Talk for Success
By Dr. Chris Stankovich
Positive Self-Talk & why it is important!
Self-talk is exactly what you would think it would be – it is the quiet, internal dialogue you have with yourself. We all engage in self-talk, but interestingly some of us carry on positive, facilitative “discussions” (i.e. “Keep your head in the game!”) while others allow negative self-talk to take over (“I suck at this!!”). What you say to yourself can have dramatic consequences, and can really be the “fork in the road” when it comes to perseverance versus simply giving up.
Ironically, we have total control over what we “say” to ourselves, and depending on what we choose, the results can either be positive or negative. When you choose to engage in positive self-talk, you can expect your emotional state to improve, as well as your self-confidence.
Furthermore, when you are positive and feel good about your abilities, you are much more likely to play better – resulting in even more self-confidence!
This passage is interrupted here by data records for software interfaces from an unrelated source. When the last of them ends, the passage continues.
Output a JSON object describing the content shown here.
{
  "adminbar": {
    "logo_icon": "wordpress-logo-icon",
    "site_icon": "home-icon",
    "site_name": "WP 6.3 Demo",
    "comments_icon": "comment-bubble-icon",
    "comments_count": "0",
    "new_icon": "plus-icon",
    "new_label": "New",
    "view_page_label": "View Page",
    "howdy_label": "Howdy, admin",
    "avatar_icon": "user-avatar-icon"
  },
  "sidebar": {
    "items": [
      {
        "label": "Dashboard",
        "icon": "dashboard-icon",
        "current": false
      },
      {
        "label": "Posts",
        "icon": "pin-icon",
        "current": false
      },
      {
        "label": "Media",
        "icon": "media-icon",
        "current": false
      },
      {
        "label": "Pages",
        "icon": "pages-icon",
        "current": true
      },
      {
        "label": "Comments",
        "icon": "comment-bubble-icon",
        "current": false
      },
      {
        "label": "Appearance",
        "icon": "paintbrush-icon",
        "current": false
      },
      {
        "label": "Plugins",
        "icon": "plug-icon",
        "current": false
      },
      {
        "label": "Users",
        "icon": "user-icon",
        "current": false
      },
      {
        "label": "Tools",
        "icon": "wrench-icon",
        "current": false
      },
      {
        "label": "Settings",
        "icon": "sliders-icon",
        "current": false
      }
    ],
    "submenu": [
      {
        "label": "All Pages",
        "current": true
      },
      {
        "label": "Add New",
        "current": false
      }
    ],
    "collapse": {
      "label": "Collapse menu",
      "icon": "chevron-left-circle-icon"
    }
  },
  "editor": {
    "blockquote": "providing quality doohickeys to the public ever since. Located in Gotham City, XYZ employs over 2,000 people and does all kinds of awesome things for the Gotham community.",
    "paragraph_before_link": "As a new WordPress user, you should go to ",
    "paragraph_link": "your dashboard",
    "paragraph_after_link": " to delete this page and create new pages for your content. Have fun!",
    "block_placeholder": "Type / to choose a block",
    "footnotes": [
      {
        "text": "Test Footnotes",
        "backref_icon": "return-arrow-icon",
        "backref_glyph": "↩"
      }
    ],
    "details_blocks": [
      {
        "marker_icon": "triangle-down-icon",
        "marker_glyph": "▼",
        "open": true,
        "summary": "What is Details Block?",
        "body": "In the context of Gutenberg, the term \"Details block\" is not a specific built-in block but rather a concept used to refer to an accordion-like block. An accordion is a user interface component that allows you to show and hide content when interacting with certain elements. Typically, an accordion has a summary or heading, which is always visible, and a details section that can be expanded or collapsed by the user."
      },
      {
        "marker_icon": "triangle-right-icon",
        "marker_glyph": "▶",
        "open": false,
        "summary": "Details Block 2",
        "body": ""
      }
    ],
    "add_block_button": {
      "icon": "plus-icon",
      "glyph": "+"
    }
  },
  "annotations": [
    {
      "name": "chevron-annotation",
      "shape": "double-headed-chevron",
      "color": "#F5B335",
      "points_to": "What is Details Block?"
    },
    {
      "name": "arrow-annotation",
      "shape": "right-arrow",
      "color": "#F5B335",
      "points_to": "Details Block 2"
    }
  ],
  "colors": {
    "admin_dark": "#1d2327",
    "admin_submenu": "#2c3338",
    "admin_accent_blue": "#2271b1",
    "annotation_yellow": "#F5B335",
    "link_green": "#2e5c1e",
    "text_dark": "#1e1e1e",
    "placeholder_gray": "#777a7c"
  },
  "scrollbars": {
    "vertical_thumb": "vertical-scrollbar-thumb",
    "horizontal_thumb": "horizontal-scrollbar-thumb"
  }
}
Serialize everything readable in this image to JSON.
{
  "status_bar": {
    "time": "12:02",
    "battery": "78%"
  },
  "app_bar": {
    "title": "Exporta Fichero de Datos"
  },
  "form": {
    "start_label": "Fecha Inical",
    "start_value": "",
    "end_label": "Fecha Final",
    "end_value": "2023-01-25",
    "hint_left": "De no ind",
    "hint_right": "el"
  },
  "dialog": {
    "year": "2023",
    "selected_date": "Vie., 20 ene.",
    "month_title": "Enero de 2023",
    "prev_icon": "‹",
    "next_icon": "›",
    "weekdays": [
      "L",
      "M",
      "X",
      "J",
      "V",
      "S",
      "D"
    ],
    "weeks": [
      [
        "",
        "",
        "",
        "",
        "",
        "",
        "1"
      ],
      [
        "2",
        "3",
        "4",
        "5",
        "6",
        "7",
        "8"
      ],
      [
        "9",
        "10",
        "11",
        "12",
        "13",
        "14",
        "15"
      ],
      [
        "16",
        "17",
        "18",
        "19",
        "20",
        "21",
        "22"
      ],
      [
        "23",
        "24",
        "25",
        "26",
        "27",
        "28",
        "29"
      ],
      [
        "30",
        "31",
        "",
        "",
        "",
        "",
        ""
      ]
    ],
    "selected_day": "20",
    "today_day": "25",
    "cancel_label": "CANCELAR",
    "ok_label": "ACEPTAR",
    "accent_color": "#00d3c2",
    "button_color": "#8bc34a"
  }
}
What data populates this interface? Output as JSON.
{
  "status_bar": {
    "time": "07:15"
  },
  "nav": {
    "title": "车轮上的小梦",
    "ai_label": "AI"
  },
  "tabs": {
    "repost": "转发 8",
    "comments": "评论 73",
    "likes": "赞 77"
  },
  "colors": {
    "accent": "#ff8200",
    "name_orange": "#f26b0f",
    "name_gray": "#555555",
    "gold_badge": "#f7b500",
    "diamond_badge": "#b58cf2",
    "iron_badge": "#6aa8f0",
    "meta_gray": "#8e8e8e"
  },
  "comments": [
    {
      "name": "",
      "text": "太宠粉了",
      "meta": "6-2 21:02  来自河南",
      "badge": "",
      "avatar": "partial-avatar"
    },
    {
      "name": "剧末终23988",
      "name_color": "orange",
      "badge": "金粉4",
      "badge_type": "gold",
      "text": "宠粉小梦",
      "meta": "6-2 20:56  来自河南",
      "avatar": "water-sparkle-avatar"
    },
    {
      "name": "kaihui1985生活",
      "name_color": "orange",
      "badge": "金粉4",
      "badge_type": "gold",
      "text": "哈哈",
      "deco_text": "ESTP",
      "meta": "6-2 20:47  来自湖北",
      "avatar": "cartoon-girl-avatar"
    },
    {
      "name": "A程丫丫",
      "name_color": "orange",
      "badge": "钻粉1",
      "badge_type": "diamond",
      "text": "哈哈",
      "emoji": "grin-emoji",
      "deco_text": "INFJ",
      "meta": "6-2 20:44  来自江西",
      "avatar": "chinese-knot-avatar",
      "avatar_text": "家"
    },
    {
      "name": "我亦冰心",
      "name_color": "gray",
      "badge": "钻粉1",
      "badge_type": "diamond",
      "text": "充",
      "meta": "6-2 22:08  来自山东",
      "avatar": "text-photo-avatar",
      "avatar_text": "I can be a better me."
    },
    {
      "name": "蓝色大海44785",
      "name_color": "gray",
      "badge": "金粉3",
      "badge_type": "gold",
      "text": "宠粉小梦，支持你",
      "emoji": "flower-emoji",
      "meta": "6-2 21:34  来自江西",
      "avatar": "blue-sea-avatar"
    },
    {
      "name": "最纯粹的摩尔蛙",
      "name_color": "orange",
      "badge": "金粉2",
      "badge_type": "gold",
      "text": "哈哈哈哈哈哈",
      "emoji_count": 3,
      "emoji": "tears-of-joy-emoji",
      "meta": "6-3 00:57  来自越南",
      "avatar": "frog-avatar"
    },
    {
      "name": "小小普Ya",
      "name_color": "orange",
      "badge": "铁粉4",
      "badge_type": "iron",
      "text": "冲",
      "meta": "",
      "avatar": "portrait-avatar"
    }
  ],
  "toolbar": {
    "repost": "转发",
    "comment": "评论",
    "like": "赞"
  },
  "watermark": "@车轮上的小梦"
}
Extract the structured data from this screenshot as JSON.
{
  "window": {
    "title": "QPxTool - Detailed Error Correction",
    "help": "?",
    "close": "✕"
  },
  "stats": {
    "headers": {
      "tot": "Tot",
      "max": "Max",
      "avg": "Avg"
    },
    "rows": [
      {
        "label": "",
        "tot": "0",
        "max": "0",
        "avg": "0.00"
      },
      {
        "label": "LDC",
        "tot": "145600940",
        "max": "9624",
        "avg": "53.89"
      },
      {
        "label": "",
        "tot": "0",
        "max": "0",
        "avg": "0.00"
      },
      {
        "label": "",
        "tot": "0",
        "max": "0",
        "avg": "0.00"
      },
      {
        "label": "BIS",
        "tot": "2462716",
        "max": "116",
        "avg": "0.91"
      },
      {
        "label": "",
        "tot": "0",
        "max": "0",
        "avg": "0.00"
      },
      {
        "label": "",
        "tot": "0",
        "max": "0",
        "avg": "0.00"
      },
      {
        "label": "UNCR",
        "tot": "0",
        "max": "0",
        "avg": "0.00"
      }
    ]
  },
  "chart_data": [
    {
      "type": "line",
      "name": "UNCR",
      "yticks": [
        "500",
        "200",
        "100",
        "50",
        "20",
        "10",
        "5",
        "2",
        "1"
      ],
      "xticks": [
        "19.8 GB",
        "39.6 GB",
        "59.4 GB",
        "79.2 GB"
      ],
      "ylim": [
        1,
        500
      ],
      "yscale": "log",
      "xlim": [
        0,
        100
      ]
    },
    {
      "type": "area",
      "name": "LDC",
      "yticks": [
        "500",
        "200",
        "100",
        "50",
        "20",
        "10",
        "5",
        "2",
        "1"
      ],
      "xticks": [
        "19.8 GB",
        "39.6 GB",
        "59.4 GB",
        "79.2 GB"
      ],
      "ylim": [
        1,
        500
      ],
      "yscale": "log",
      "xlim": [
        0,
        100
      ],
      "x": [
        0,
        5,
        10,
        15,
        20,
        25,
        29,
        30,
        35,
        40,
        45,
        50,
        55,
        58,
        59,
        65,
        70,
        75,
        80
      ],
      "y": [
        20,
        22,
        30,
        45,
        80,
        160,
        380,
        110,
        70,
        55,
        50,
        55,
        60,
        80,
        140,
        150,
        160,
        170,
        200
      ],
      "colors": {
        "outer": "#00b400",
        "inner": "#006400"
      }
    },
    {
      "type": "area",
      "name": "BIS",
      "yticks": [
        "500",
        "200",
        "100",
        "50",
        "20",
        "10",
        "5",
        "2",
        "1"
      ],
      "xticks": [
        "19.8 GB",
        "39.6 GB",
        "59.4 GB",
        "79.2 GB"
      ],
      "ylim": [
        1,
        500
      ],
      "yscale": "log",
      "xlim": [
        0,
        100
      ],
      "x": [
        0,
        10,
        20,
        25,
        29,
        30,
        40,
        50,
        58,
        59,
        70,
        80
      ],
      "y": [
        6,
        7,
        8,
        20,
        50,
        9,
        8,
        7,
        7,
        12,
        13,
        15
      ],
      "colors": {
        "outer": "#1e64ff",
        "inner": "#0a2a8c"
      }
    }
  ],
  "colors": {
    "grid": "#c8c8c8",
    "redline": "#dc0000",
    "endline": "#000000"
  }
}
On the other hand, by saying nasty things to yourself, you are actually throwing your mind-body synchrony out of whack, resulting in more anxiety, more frustration, and more poor play.
Why Positive Self-Talk Works
Self-talk really helps because it allows you to focus on relevant things (i.e. what you need to do on the next play), as well as helps your mind and body get in synchrony with one another (leading to more automatic “muscle memory” reactions). Positive self-talk can help with focus (i.e. “I have to cover that man”), instruction (i.e. “Keep your head down”), and mood state (i.e. “Stay up!”).
While it may sound too simple to think that positive self-talk can help in all those areas, this really is the case! Self-talk is one of the most basic – yet very important – tools we can use to improve our performances – in sports and in life!
How to use Positive Self-Talk
• Positive self-talk can be used all the time! There really is no limit on how many good things you can say to yourself on a daily basis.
• Decide how to use positive self-talk based on your personal needs. For example, if you usually forget a mechanical aspect of your sport, you might choose to say a few things to help you remember the information during a game (i.e. “Watch the ball all the way to the glove”).
• If you catch yourself throwing a temper tantrum, or acting out in any negative way, it’s very likely that the self-talk you are engaging in is also negative and angry. Throw down a challenge to yourself to immediately change this way of reacting and instead tell yourself something positive and inspiring – the result will be a much better mindset for the next play.
• Remember, positive self-talk is free and easy to use! Sometimes in life we search for bigger answers to our problems, when in reality simple things (like regular positive self-talk) can make all the difference in the world!